The answer must consist of each line below that contains the string "into".

═══ Information shown

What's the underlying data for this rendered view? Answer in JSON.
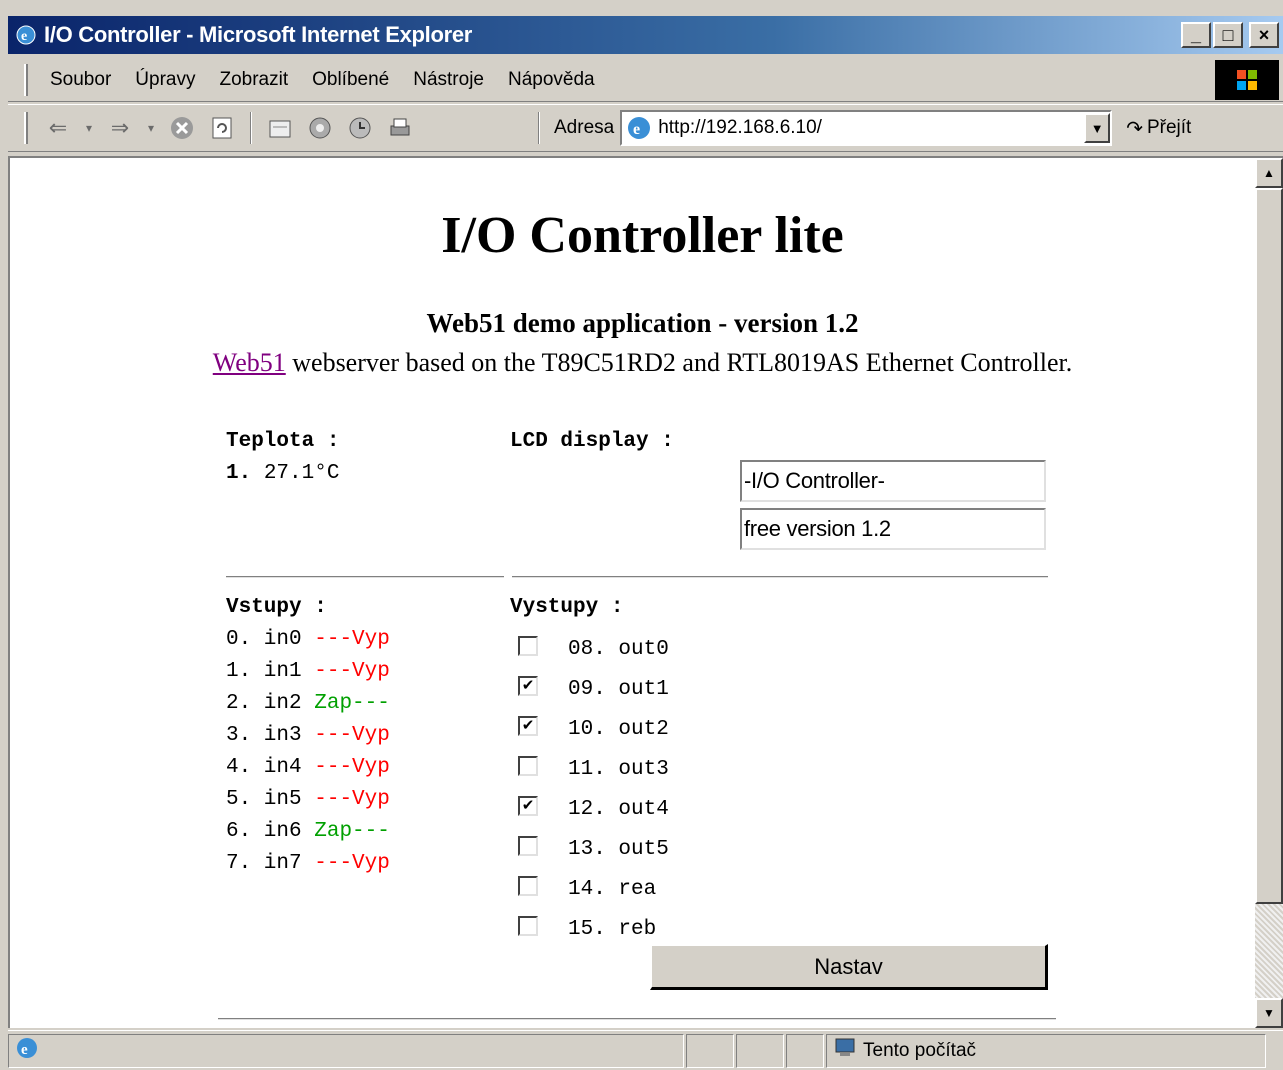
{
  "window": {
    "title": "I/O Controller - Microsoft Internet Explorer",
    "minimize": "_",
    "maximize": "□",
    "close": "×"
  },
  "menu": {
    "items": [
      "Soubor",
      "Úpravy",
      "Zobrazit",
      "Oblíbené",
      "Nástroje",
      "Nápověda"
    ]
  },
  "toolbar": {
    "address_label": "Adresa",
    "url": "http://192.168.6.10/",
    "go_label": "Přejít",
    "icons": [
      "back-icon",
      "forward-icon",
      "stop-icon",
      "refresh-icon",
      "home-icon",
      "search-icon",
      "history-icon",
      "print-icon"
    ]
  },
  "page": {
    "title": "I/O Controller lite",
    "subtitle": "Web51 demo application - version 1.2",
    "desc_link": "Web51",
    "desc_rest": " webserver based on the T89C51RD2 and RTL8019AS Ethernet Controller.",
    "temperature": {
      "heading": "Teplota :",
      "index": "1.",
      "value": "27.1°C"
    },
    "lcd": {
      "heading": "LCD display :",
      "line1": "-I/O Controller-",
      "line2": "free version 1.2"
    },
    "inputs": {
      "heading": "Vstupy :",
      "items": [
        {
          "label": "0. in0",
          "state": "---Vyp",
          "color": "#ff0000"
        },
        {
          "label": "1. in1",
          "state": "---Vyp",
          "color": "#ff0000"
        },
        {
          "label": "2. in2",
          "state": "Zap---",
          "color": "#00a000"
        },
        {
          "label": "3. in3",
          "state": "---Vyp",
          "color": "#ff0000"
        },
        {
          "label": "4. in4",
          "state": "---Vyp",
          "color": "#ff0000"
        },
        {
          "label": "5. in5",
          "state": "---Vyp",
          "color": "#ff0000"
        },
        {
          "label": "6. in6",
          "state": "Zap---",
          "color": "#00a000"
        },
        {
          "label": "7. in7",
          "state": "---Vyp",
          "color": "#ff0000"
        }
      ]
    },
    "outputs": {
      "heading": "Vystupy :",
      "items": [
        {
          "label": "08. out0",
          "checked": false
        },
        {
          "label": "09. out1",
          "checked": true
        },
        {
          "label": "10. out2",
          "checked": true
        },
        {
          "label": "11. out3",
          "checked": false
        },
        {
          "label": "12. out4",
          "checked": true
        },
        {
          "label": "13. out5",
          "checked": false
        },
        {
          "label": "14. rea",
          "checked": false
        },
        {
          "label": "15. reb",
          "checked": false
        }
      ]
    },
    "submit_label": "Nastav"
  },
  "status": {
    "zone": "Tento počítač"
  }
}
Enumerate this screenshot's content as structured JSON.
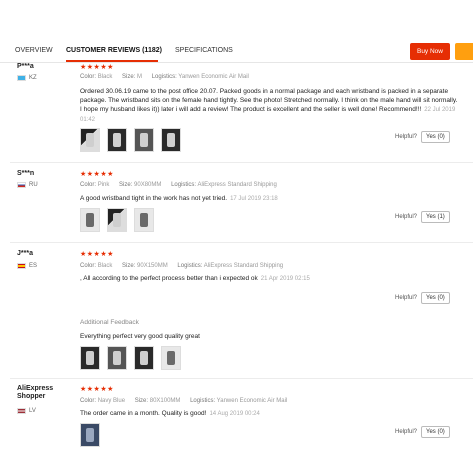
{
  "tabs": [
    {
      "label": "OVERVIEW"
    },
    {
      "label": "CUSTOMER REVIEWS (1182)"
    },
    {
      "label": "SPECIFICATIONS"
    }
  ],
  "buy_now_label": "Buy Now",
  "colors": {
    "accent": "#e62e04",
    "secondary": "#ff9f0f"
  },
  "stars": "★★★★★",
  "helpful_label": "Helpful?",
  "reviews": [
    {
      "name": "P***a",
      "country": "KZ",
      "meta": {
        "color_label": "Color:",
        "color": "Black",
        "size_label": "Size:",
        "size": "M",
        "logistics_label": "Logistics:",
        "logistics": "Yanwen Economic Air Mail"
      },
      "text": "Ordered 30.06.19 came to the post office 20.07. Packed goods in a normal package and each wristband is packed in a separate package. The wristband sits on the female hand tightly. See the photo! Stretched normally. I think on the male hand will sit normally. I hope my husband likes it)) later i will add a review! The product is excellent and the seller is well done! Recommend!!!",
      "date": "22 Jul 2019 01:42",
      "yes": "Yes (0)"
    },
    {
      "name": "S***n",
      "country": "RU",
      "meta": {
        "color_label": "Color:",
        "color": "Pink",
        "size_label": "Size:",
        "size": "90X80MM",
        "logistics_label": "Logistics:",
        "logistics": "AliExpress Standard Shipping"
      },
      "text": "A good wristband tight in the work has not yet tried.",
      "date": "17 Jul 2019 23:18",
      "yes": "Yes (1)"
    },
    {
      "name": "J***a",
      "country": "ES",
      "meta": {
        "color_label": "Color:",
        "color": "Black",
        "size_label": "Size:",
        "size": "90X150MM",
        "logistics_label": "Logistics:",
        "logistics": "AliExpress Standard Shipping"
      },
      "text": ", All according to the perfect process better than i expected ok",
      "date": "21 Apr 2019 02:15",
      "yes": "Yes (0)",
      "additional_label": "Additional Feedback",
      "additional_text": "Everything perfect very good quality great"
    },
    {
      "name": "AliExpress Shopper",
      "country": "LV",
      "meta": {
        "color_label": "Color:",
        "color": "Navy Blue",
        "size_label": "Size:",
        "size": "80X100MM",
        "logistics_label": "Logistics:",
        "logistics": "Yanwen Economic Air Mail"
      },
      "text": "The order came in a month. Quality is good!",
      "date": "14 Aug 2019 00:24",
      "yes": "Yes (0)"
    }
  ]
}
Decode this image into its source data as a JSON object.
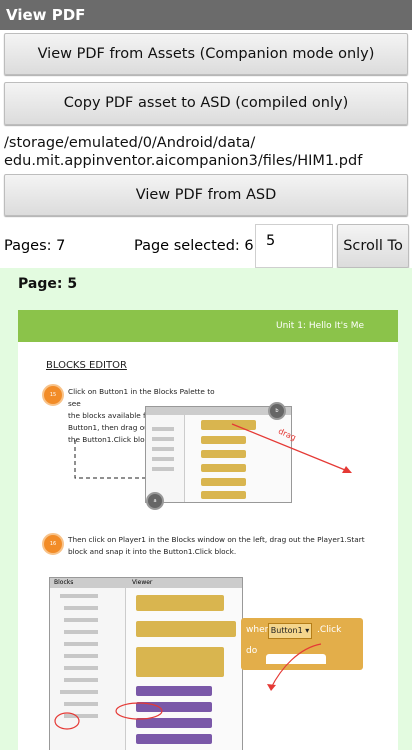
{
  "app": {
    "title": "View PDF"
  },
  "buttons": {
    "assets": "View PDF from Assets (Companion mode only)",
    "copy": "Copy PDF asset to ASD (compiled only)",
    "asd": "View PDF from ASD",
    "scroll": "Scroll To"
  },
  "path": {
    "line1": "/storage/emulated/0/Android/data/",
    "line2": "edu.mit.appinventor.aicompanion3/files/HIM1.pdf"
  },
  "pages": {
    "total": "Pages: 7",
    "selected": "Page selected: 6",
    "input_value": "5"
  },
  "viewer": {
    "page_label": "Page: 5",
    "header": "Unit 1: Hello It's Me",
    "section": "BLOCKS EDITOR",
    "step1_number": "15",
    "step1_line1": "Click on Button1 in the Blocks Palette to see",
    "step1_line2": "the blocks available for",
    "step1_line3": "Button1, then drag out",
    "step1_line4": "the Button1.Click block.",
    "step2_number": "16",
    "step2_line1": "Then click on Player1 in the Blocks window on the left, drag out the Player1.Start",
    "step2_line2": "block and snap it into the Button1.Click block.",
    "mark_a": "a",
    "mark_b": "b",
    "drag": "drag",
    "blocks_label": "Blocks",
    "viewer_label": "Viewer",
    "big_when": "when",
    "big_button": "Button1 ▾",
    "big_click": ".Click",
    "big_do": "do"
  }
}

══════

§ **Response box**
Decode this image into its source data as a JSON object.
    "step2_line2": "block and snap it into the Button1.Click block.",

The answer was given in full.